In the material below, find each line with the word "current" and copy it.

• [Study material]
%%
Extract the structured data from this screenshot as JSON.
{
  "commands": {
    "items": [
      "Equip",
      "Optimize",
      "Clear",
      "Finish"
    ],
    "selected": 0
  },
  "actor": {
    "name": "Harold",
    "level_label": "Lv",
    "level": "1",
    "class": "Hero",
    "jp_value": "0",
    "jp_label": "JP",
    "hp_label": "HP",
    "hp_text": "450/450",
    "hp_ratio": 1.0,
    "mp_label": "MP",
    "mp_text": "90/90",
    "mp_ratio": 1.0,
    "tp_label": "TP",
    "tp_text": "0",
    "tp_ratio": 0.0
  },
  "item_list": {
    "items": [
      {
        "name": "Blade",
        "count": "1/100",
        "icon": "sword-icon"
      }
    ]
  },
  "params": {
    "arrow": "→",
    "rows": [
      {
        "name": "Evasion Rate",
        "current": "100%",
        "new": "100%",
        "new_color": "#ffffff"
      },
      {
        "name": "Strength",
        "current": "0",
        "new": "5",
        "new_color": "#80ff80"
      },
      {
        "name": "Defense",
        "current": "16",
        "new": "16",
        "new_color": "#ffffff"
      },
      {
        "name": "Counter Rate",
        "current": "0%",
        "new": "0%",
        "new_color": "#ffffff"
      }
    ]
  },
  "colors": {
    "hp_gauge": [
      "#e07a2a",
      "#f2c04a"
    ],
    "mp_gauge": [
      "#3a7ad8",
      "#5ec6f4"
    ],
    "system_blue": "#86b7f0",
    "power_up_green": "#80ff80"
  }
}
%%
• [Written answer]
        "current": "100%",
        "current": "0",
        "current": "16",
        "current": "0%",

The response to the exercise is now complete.